The House of Representatives recently defeated a bill which, had it passed, would have prevented recruiters in the US military using Twitch and esports.
Currently, the US military advertises for new recruits on Twitch, with some esports teams even receiving sponsorship from the Navy, the Army and the Air Force of the United States. What's more, banner and video advertising for recruitment in the military is served to children and teenagers well below sign-up age, some even as young as 12.
At one point, Twitch had to step in and stop the US Army in promoting a fake giveaway that redirected users to a sign-up recruitment form. Not only that, but Twitch users were also banned from the US Army's Twitch channel when they brought up questions about war crimes carried out by the military in the chat bars around their videos.
The amendment, put forward by Alexandria Ocasio-Cortez, was designed to "specifically to block recruitment practices and funding for recruitment practices on platforms such as Twitch.tv, which are live-streaming platforms which are largely populated by children well under the age of military recruitment rules."
Previously, games such as 'Call of Duty' and 'Battlefield' had been linked to military recruitment campaigns in the US, with targeted advertising for recruitment to players of those games. Not only that, but the US Army themselves also have their own gaming franchise, with the most recent entry, 'America's Army: Proving Grounds', being made free-to-play on the PS4 and PC.
Republicans unanimously opposed the amendment, however, Democrats were evenly divided on it, with the amendment eventually being defeated in a vote. During the debate, members of the Defence Appropriations Subcommittee argued that the US military should be able to cast a wide net to "encourage young Americans to serve their country", however Ocasio-Cortez believed that "(children) on platforms such as Twitch are bombarded with banner ads that link to recruitment sign up forms that can be submitted by children as young as 12 years old."

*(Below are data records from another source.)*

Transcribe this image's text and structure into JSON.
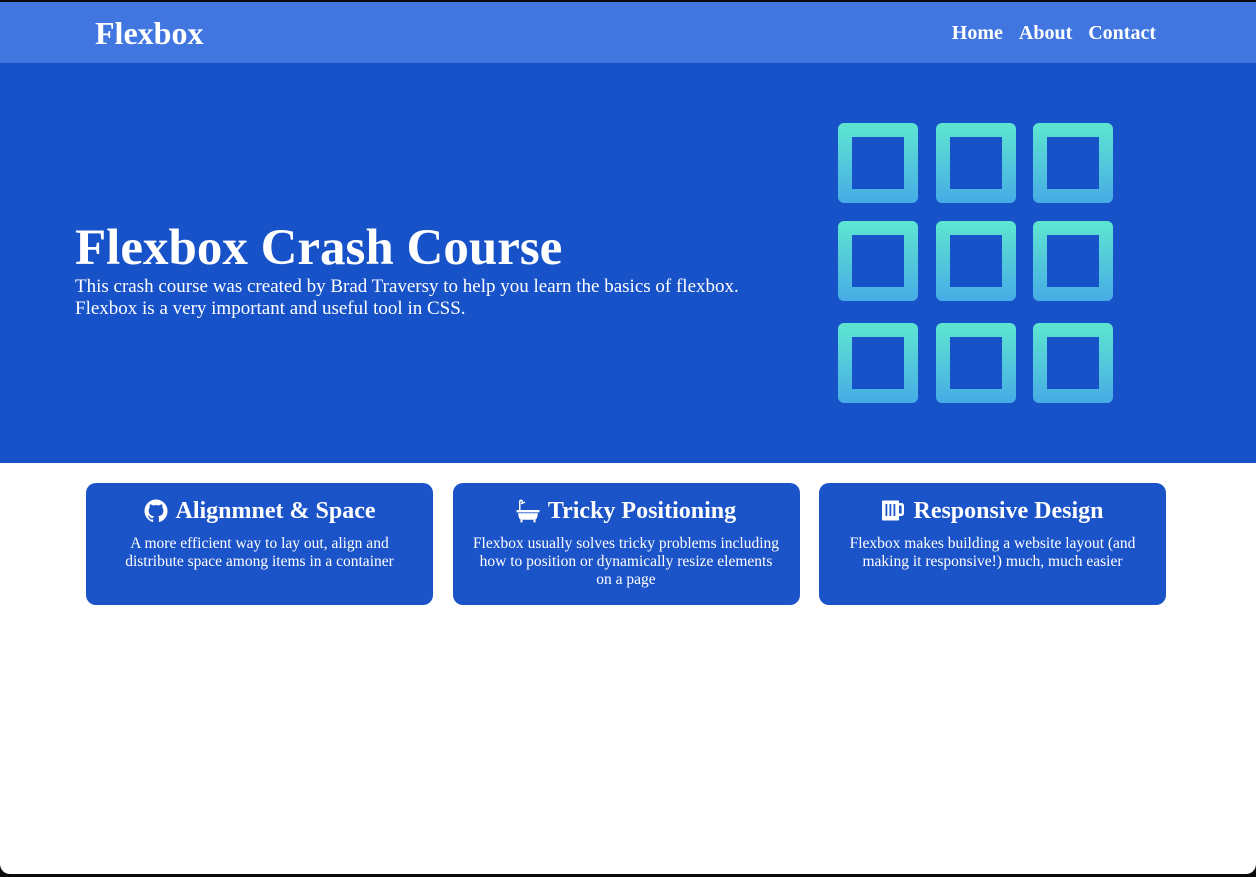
{
  "navbar": {
    "logo": "Flexbox",
    "links": [
      "Home",
      "About",
      "Contact"
    ]
  },
  "hero": {
    "title": "Flexbox Crash Course",
    "text": "This crash course was created by Brad Traversy to help you learn the basics of flexbox. Flexbox is a very important and useful tool in CSS.",
    "graphic_icon": "grid-icon"
  },
  "boxes": [
    {
      "icon": "github-icon",
      "heading": "Alignmnet & Space",
      "text": "A more efficient way to lay out, align and distribute space among items in a container"
    },
    {
      "icon": "bath-icon",
      "heading": "Tricky Positioning",
      "text": "Flexbox usually solves tricky problems including how to position or dynamically resize elements on a page"
    },
    {
      "icon": "beer-mug-icon",
      "heading": "Responsive Design",
      "text": "Flexbox makes building a website layout (and making it responsive!) much, much easier"
    }
  ],
  "colors": {
    "navbar": "#4176e0",
    "hero": "#1852c9",
    "box": "#1b53c8",
    "grid_gradient_top": "#5ee6d0",
    "grid_gradient_bottom": "#47abe6"
  }
}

In Ireland, the Irish Defence Forces, including the Navy and the Air Force, only accept recruits over the age of 18 and under the age of 25 and 27.